WHAT YOU WILL DO: Each line of the data below holding the word "views" must be copied.

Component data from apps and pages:
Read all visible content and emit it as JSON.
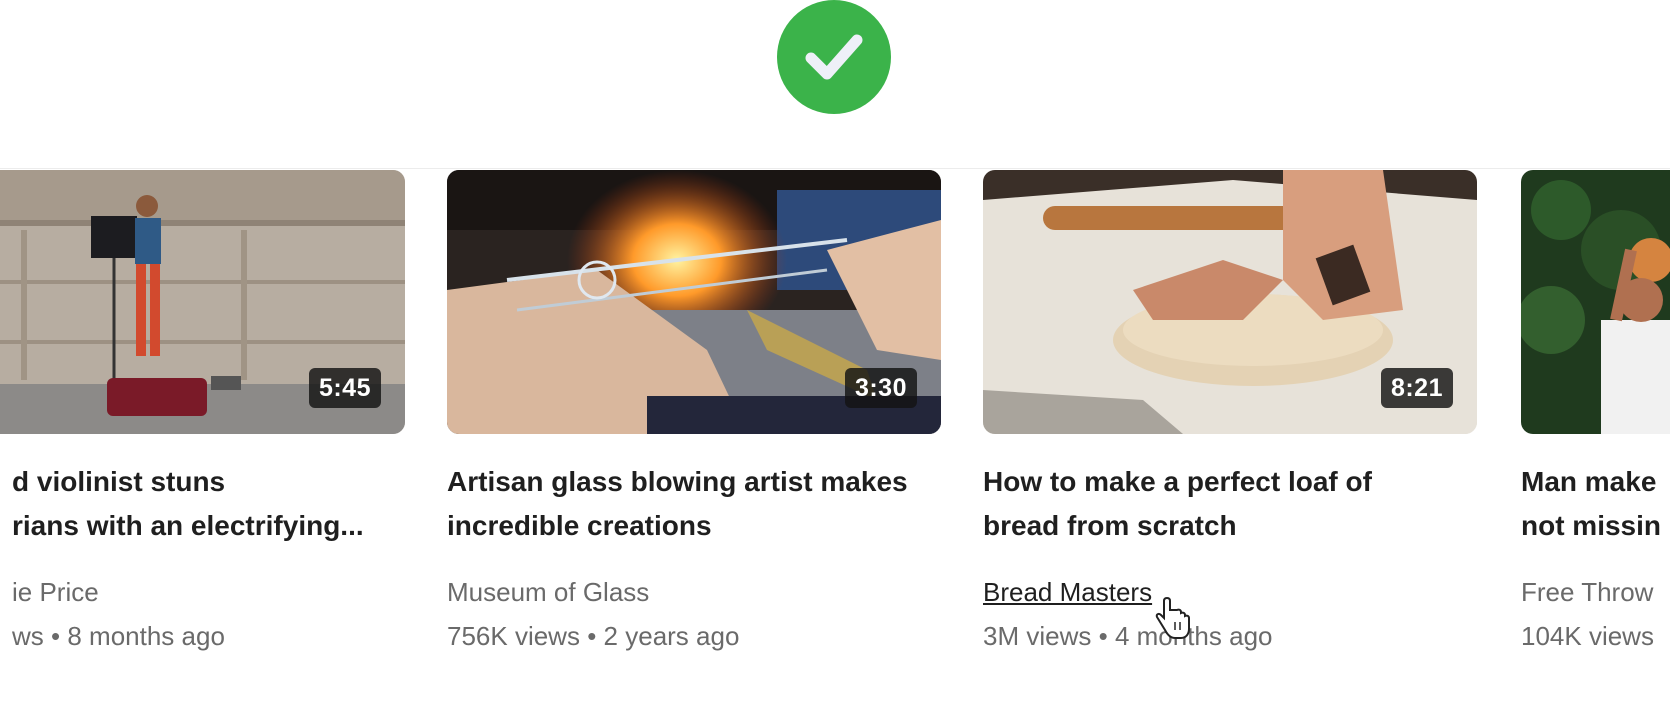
{
  "status": {
    "icon": "checkmark-icon",
    "color": "#3bb34a"
  },
  "videos": [
    {
      "title_line1": "d violinist stuns",
      "title_line2": "rians with an electrifying...",
      "channel": "ie Price",
      "views": "ws",
      "age": "8 months ago",
      "duration": "5:45",
      "thumbnail_icon": "violinist-thumbnail"
    },
    {
      "title_line1": "Artisan glass blowing artist makes",
      "title_line2": "incredible creations",
      "channel": "Museum of Glass",
      "views": "756K views",
      "age": "2 years ago",
      "duration": "3:30",
      "thumbnail_icon": "glassblowing-thumbnail"
    },
    {
      "title_line1": "How to make a perfect loaf of",
      "title_line2": "bread from scratch",
      "channel": "Bread Masters",
      "views": "3M views",
      "age": "4 months ago",
      "duration": "8:21",
      "thumbnail_icon": "bread-dough-thumbnail"
    },
    {
      "title_line1": "Man make",
      "title_line2": "not missin",
      "channel": "Free Throw",
      "views": "104K views",
      "age": "",
      "duration": "",
      "thumbnail_icon": "basketball-thumbnail"
    }
  ],
  "meta_separator": "•"
}
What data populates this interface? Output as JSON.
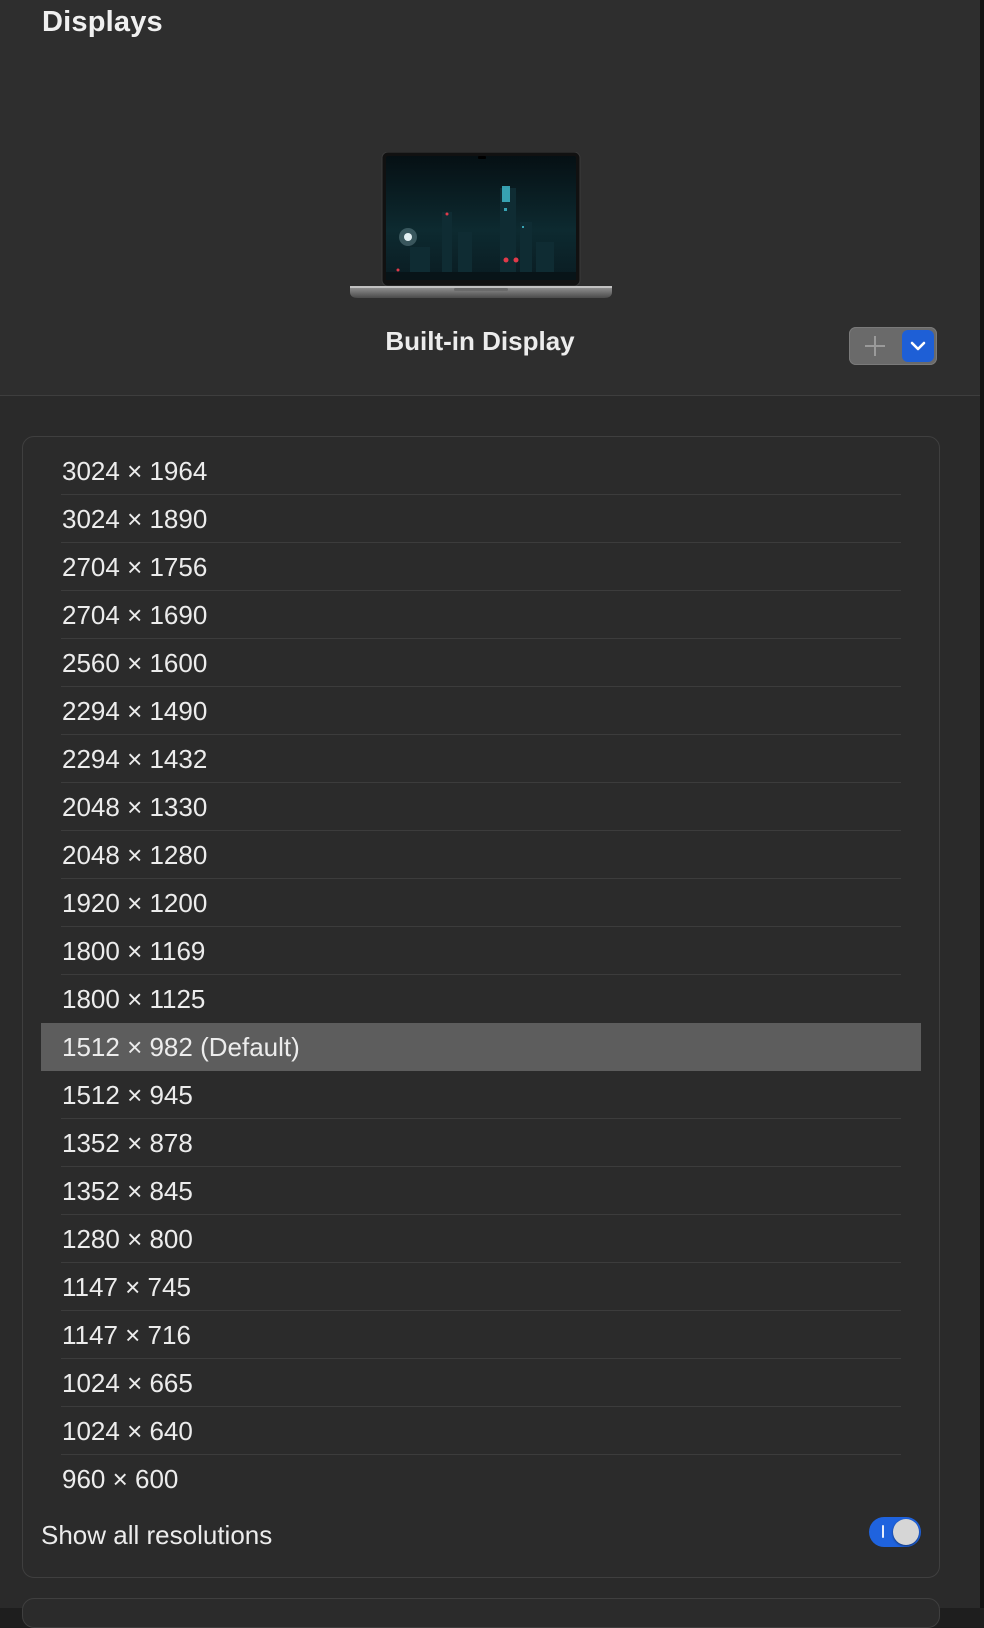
{
  "window": {
    "title": "Displays"
  },
  "display": {
    "name": "Built-in Display",
    "icon": "laptop-icon",
    "add_icon": "plus-icon",
    "menu_icon": "chevron-down-icon"
  },
  "resolutions": {
    "items": [
      {
        "label": "3024 × 1964",
        "selected": false
      },
      {
        "label": "3024 × 1890",
        "selected": false
      },
      {
        "label": "2704 × 1756",
        "selected": false
      },
      {
        "label": "2704 × 1690",
        "selected": false
      },
      {
        "label": "2560 × 1600",
        "selected": false
      },
      {
        "label": "2294 × 1490",
        "selected": false
      },
      {
        "label": "2294 × 1432",
        "selected": false
      },
      {
        "label": "2048 × 1330",
        "selected": false
      },
      {
        "label": "2048 × 1280",
        "selected": false
      },
      {
        "label": "1920 × 1200",
        "selected": false
      },
      {
        "label": "1800 × 1169",
        "selected": false
      },
      {
        "label": "1800 × 1125",
        "selected": false
      },
      {
        "label": "1512 × 982 (Default)",
        "selected": true
      },
      {
        "label": "1512 × 945",
        "selected": false
      },
      {
        "label": "1352 × 878",
        "selected": false
      },
      {
        "label": "1352 × 845",
        "selected": false
      },
      {
        "label": "1280 × 800",
        "selected": false
      },
      {
        "label": "1147 × 745",
        "selected": false
      },
      {
        "label": "1147 × 716",
        "selected": false
      },
      {
        "label": "1024 × 665",
        "selected": false
      },
      {
        "label": "1024 × 640",
        "selected": false
      },
      {
        "label": "960 × 600",
        "selected": false
      }
    ],
    "show_all_label": "Show all resolutions",
    "show_all_enabled": true
  },
  "colors": {
    "accent": "#1f63de",
    "selection": "#5d5d5d",
    "background": "#2a2a2a"
  }
}
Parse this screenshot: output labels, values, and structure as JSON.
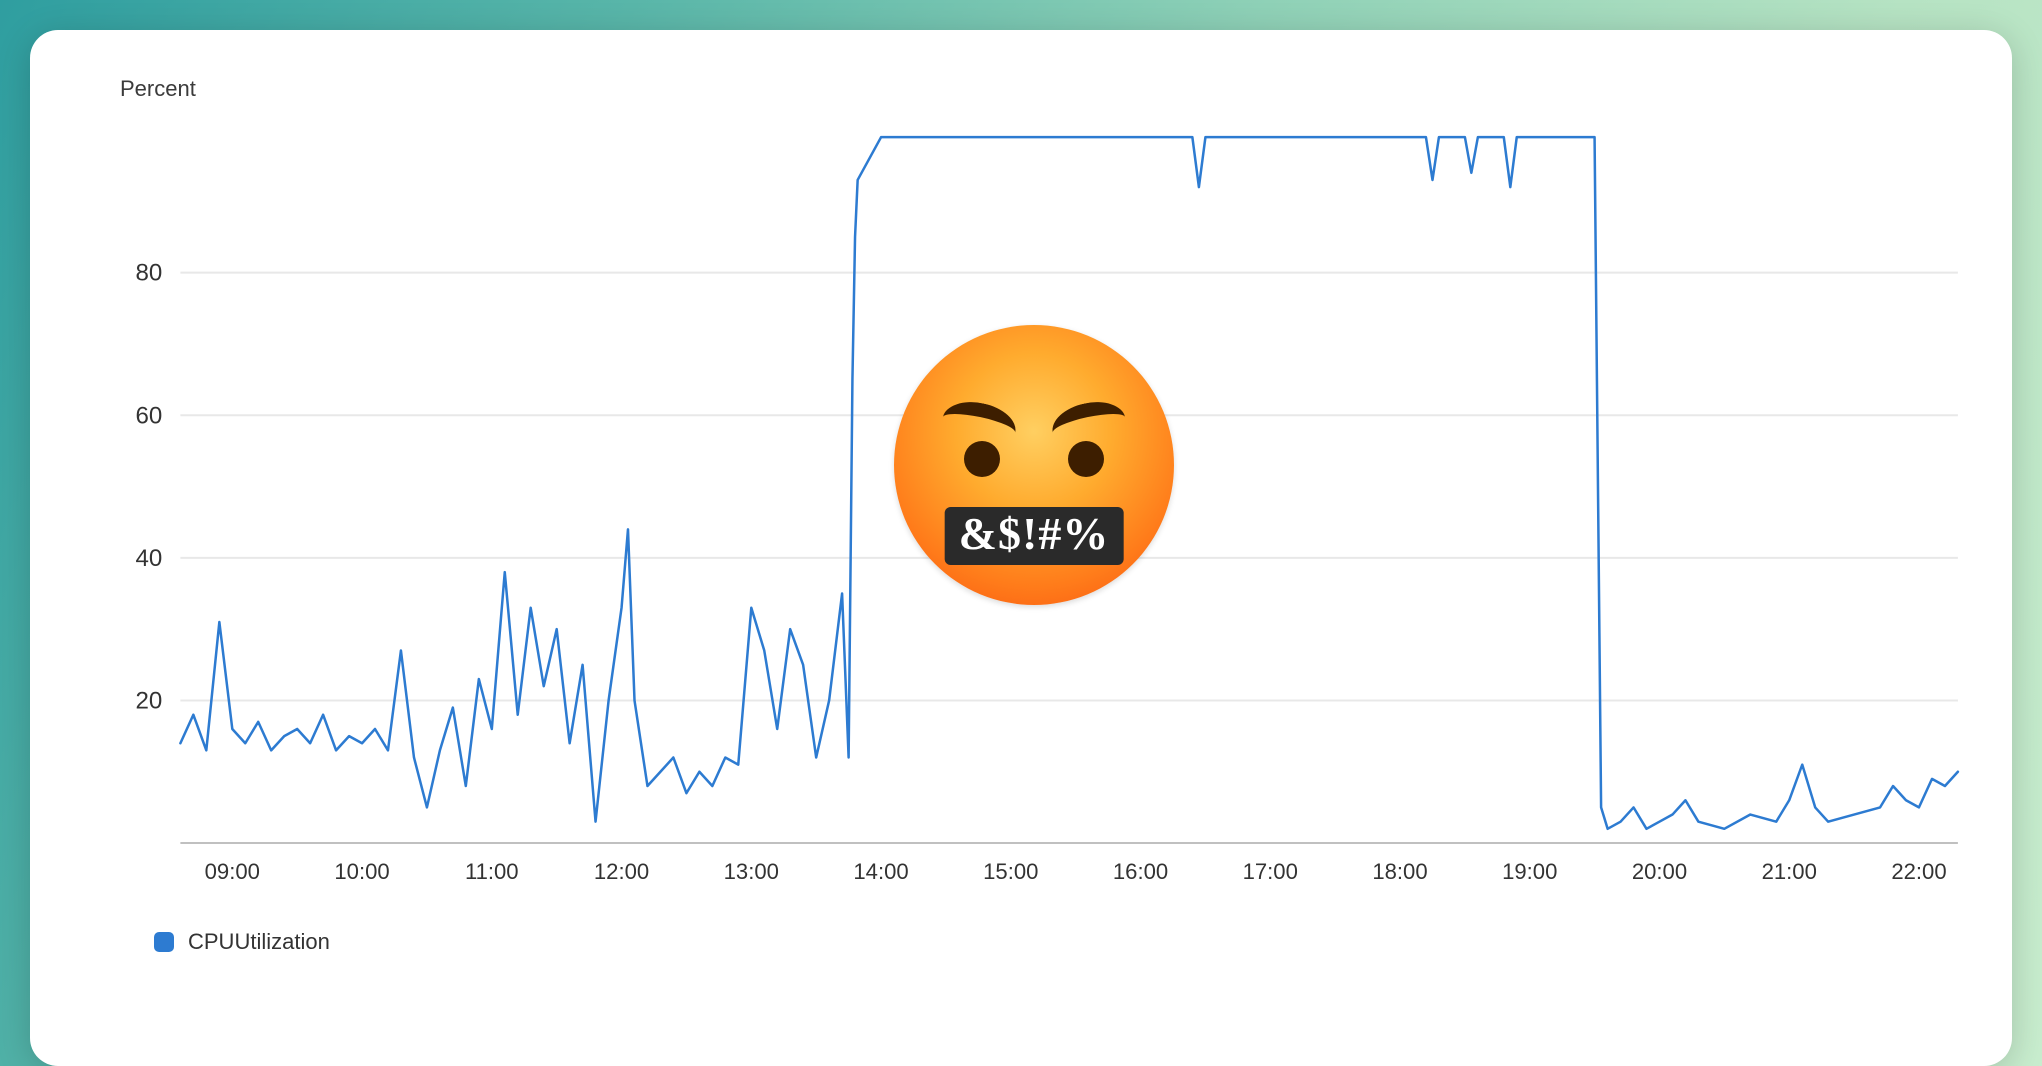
{
  "ylabel": "Percent",
  "legend": {
    "series_name": "CPUUtilization"
  },
  "emoji": {
    "mouth_text": "&$!#%"
  },
  "colors": {
    "series": "#2d7bd1"
  },
  "chart_data": {
    "type": "line",
    "title": "",
    "xlabel": "",
    "ylabel": "Percent",
    "ylim": [
      0,
      100
    ],
    "x_ticks": [
      "09:00",
      "10:00",
      "11:00",
      "12:00",
      "13:00",
      "14:00",
      "15:00",
      "16:00",
      "17:00",
      "18:00",
      "19:00",
      "20:00",
      "21:00",
      "22:00"
    ],
    "y_ticks": [
      20,
      40,
      60,
      80
    ],
    "series": [
      {
        "name": "CPUUtilization",
        "x": [
          8.6,
          8.7,
          8.8,
          8.9,
          9.0,
          9.1,
          9.2,
          9.3,
          9.4,
          9.5,
          9.6,
          9.7,
          9.8,
          9.9,
          10.0,
          10.1,
          10.2,
          10.3,
          10.4,
          10.5,
          10.6,
          10.7,
          10.8,
          10.9,
          11.0,
          11.1,
          11.2,
          11.3,
          11.4,
          11.5,
          11.6,
          11.7,
          11.8,
          11.9,
          12.0,
          12.05,
          12.1,
          12.2,
          12.3,
          12.4,
          12.5,
          12.6,
          12.7,
          12.8,
          12.9,
          13.0,
          13.1,
          13.2,
          13.3,
          13.4,
          13.5,
          13.6,
          13.7,
          13.75,
          13.78,
          13.8,
          13.82,
          14.0,
          14.5,
          15.0,
          15.5,
          16.0,
          16.4,
          16.45,
          16.5,
          17.0,
          17.5,
          18.0,
          18.2,
          18.25,
          18.3,
          18.5,
          18.55,
          18.6,
          18.8,
          18.85,
          18.9,
          19.0,
          19.2,
          19.4,
          19.5,
          19.55,
          19.6,
          19.7,
          19.8,
          19.9,
          20.0,
          20.1,
          20.2,
          20.3,
          20.5,
          20.7,
          20.9,
          21.0,
          21.1,
          21.2,
          21.3,
          21.5,
          21.7,
          21.8,
          21.9,
          22.0,
          22.1,
          22.2,
          22.3
        ],
        "y": [
          14,
          18,
          13,
          31,
          16,
          14,
          17,
          13,
          15,
          16,
          14,
          18,
          13,
          15,
          14,
          16,
          13,
          27,
          12,
          5,
          13,
          19,
          8,
          23,
          16,
          38,
          18,
          33,
          22,
          30,
          14,
          25,
          3,
          20,
          33,
          44,
          20,
          8,
          10,
          12,
          7,
          10,
          8,
          12,
          11,
          33,
          27,
          16,
          30,
          25,
          12,
          20,
          35,
          12,
          65,
          85,
          93,
          99,
          99,
          99,
          99,
          99,
          99,
          92,
          99,
          99,
          99,
          99,
          99,
          93,
          99,
          99,
          94,
          99,
          99,
          92,
          99,
          99,
          99,
          99,
          99,
          5,
          2,
          3,
          5,
          2,
          3,
          4,
          6,
          3,
          2,
          4,
          3,
          6,
          11,
          5,
          3,
          4,
          5,
          8,
          6,
          5,
          9,
          8,
          10
        ]
      }
    ]
  }
}
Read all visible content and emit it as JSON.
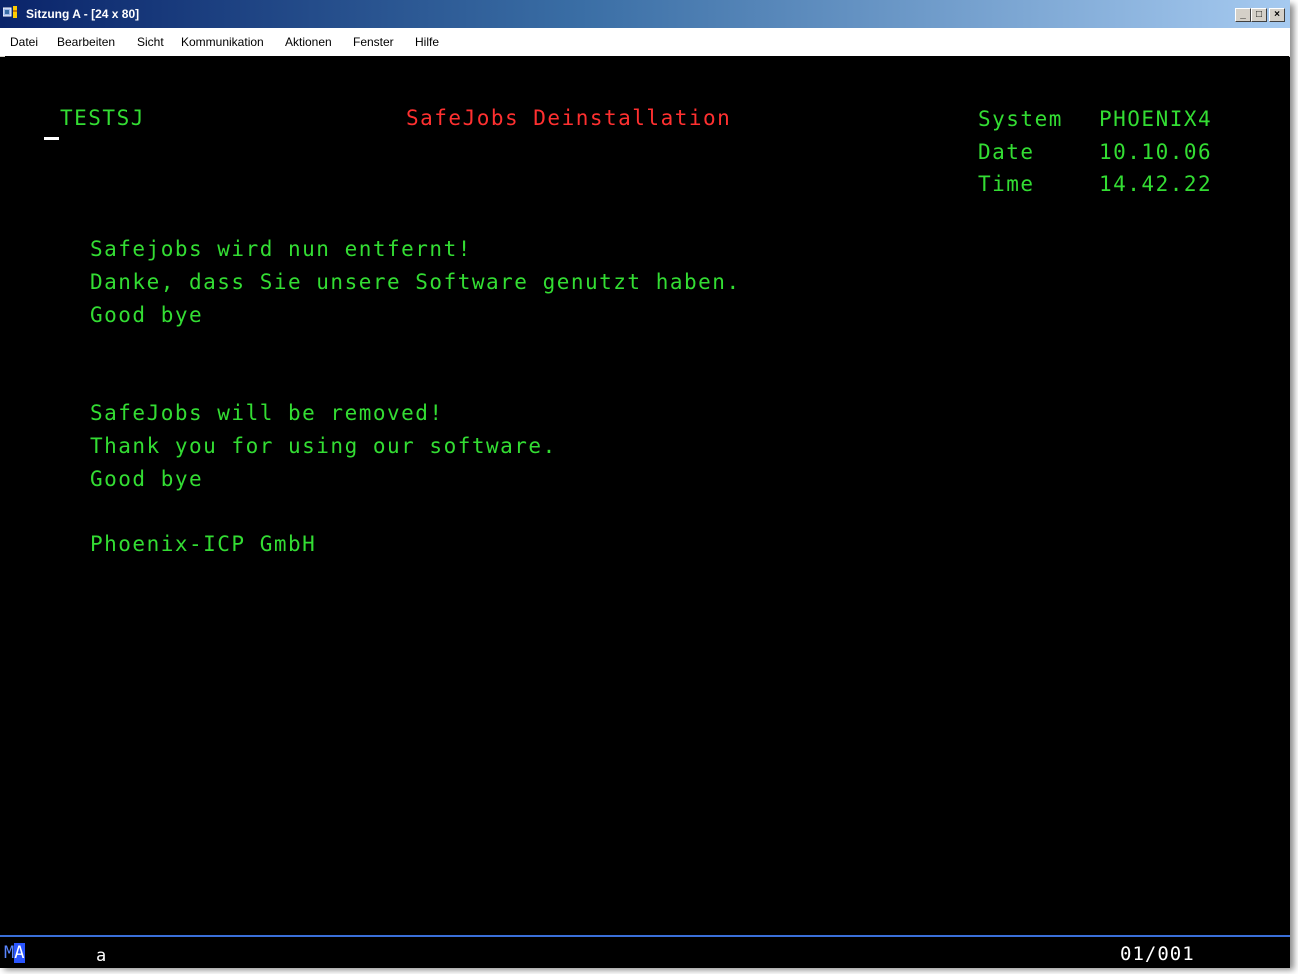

ANSWER:
      "views": "ws",
      "views": "756K views",
      "views": "3M views",
      "views": "104K views",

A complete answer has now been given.